When rebel fighting flared in South Sudan in 2013, two years after the country gained independence, hospitals were suddenly overwhelmed with patients with gunshot wounds across Juba in desperate need of blood.
But not a drop was available for transfusion.
Instead, the injured mostly relied on donations from family members – and even then it proved difficult to persuade relatives to donate blood.

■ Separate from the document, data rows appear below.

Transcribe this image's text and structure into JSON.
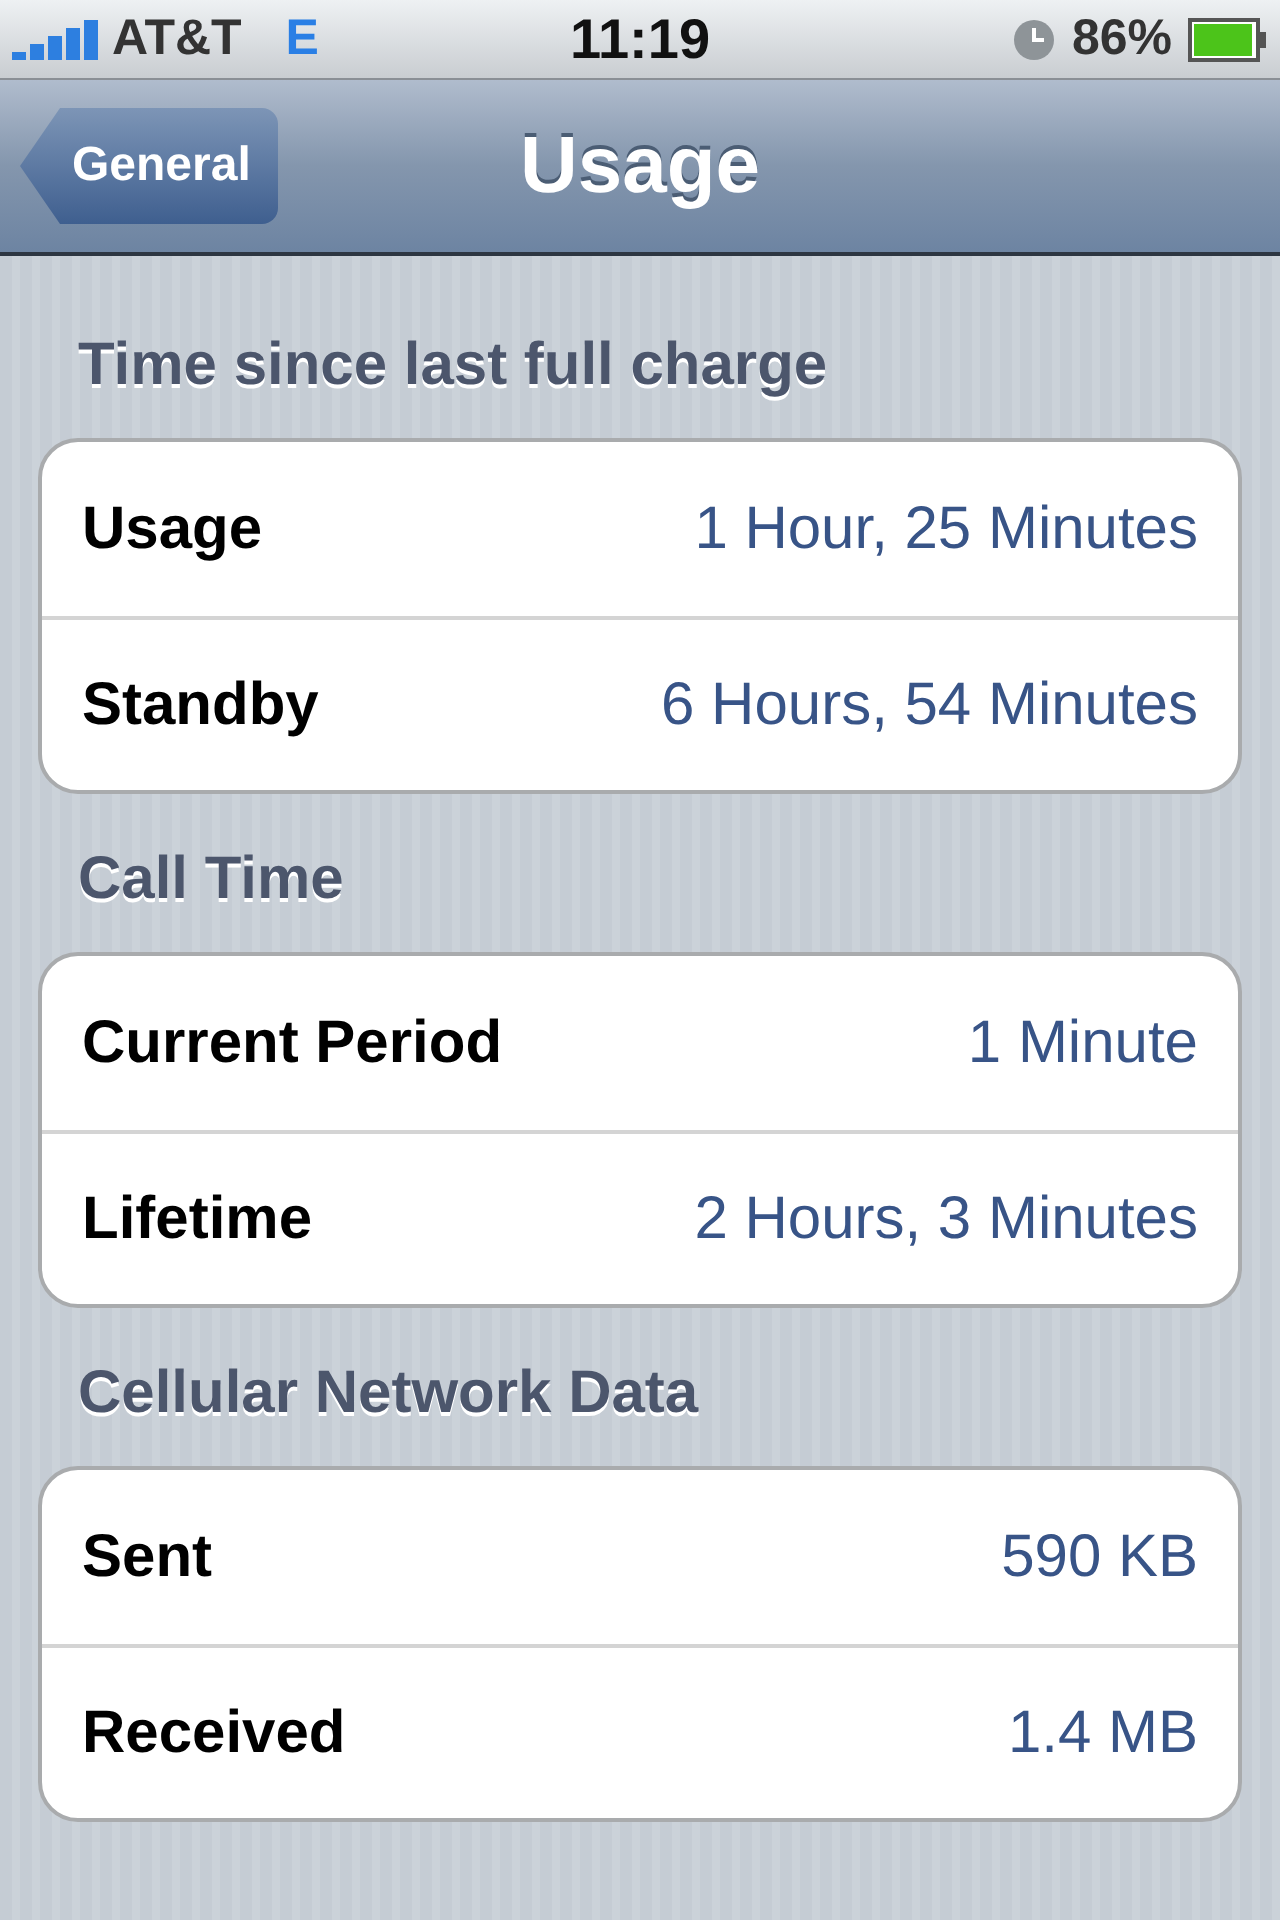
{
  "status_bar": {
    "carrier": "AT&T",
    "network": "E",
    "time": "11:19",
    "battery": "86%"
  },
  "nav_bar": {
    "back_button": "General",
    "title": "Usage"
  },
  "sections": [
    {
      "header": "Time since last full charge",
      "rows": [
        {
          "label": "Usage",
          "value": "1 Hour, 25 Minutes"
        },
        {
          "label": "Standby",
          "value": "6 Hours, 54 Minutes"
        }
      ]
    },
    {
      "header": "Call Time",
      "rows": [
        {
          "label": "Current Period",
          "value": "1 Minute"
        },
        {
          "label": "Lifetime",
          "value": "2 Hours, 3 Minutes"
        }
      ]
    },
    {
      "header": "Cellular Network Data",
      "rows": [
        {
          "label": "Sent",
          "value": "590 KB"
        },
        {
          "label": "Received",
          "value": "1.4 MB"
        }
      ]
    }
  ]
}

Eventually, the President of Kenya, responding to a call from the Government of South Sudan for help, sent blood from his nation.
"During the crisis in 2013, there was a lot of demand for blood," says Dr Lul Lojok Deng, Director General of the Public Health Laboratory and National Blood Transfusion Services at the South Sudan Ministry of Health. "But there was no stockpile of blood back then, so many people died because of the lack of blood."
This crisis galvanized the Ministry of Health and partners, including the World Health Organization (WHO) and the Government of Japan, into action, launching the National Blood Transfusion Services in Juba in July 2014 and producing the National Blood Transfusion Policy and Strategic Plan by November 2015. Recently, the Government of Japan provided WHO South Sudan with an additional $US 712 500 and some of the funds are earmarked to support universal access to blood and transfusion safety.
Now, in addition to the blood transfusion centre that was established in Juba in 2014, there is a regional centre in Wau, in the north-west of the country, with another soon to open in Malakal in the north-east.
"Japan is very proud to support the blood transfusion programme in South Sudan because it's a very important programme within the health sector," says the Ambassador of Japan, Seiji Okada. "People in South Sudan always suffer from lack of blood and because of the situation, many people die. Japan supports this programme to save the lives of women, men and children."
Another major achievement has been the increase in blood collected from voluntary donors.
According to WHO guidelines, 1% of a country's population needs to donate blood to meet annual requirements. Under this principle, South Sudan should be collecting an estimated 120,000 units for its population of about 12.9 million people.
However, the country continues to struggle with a chronic shortfall, due in part to a health system that is weakened by a lack of investment and human resources. It also relates to cultural issues – many South Sudanese believe that giving blood will make them ill.
"In some communities, people don't believe in giving blood because they think that when they donate they will fall sick or even die," explains Dr Charles Ocan, Health Policy Advisor and Team Lead for the Integrated Service Delivery Cluster at WHO South Sudan. They are also worried that their blood might be misused.
Sustained efforts to educate the public led to South Sudan participating in World Blood Donor Day for the first time in 2015. The number of voluntary, unpaid donations is growing.
There were 1754 voluntary blood donations in 2018 at the services established in Juba, Wau and Torit. Five years ago, there were only 65 voluntary blood donations.
When collections started in 2014, only 23% of the blood donated came from South Sudanese donors. In 2018, it had jumped to 35%. The rest was donated by other nationals.
"We are making good progress," says Dr Deng.
Donating blood saves lives
"A lot of people are suffering because they are in need of blood," said Moses Alfonse, one of the new South Sudanese blood donors in Juba. "Mothers who give birth may need blood, and victims of road accidents need blood. So, this blood that I donated will save their lives."
WHO also used the funding from the Government of Japan to develop blood transfusion protocols and procedures, in addition to building up the skills of staff in areas of donor recruitment and selection, laboratory procedures and proper use of blood.
"There is a critical shortage of human resources in this country, so WHO has worked closely with partners at the national and sub-national levels to ensure that staff are trained on the components of blood transfusion," says Dr Joy Waya, Health Systems Planning Officer within the Integrated Service Delivery Cluster at WHO South Sudan. "This has, in turn, increased the quality of services being offered, such as the screening of blood and blood transfusion services and the rational use of blood and blood products in health services delivery."
Amat, a 32-year-old mother expecting her fifth child, recently had a blood transfusion at the teaching hospital in Wau. She was diagnosed with severe anaemia and had a transfusion two days later. Anaemia during pregnancy is linked to low birth weight, premature birth and maternal and infant death.
"I suffered from fatigue and dizziness," she said. "But all those symptoms have now disappeared."
(With Inputs from APO)